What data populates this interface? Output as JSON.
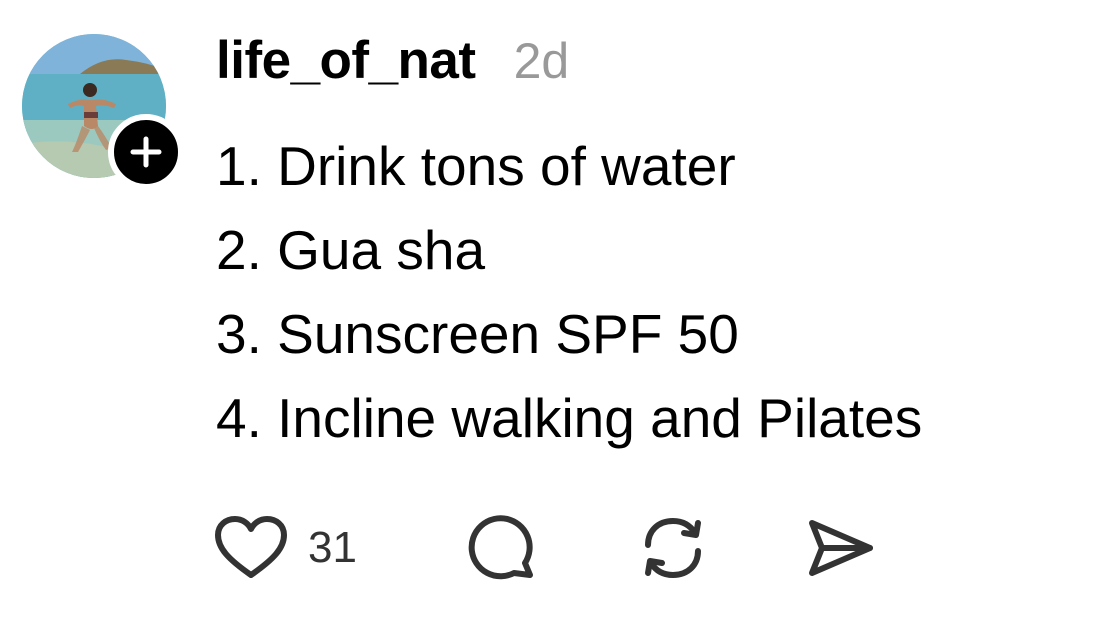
{
  "post": {
    "username": "life_of_nat",
    "timestamp": "2d",
    "lines": [
      "1. Drink tons of water",
      "2. Gua sha",
      "3. Sunscreen SPF 50",
      "4. Incline walking and Pilates"
    ],
    "like_count": "31"
  },
  "icons": {
    "avatar": "profile-photo",
    "follow": "plus-icon",
    "like": "heart-icon",
    "comment": "speech-bubble-icon",
    "repost": "repost-arrows-icon",
    "share": "paper-plane-icon"
  },
  "colors": {
    "text": "#000000",
    "muted": "#999999",
    "icon": "#333333",
    "follow_badge": "#000000"
  }
}
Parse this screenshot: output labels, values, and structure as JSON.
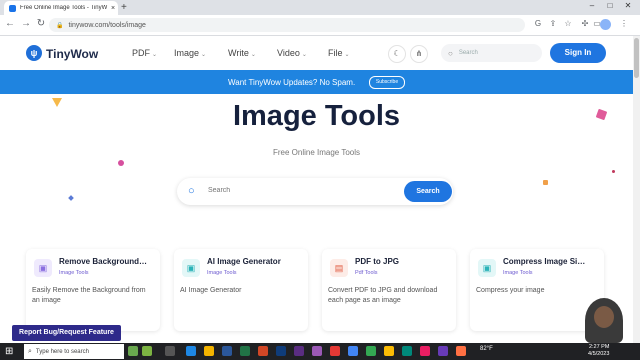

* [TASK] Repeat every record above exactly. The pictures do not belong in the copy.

* [YOUR RESPONSE]
What data populates this interface? Output as JSON.
{
  "post": {
    "username": "life_of_nat",
    "timestamp": "2d",
    "lines": [
      "1. Drink tons of water",
      "2. Gua sha",
      "3. Sunscreen SPF 50",
      "4. Incline walking and Pilates"
    ],
    "like_count": "31"
  },
  "icons": {
    "avatar": "profile-photo",
    "follow": "plus-icon",
    "like": "heart-icon",
    "comment": "speech-bubble-icon",
    "repost": "repost-arrows-icon",
    "share": "paper-plane-icon"
  },
  "colors": {
    "text": "#000000",
    "muted": "#999999",
    "icon": "#333333",
    "follow_badge": "#000000"
  }
}
Parse this screenshot: output labels, values, and structure as JSON.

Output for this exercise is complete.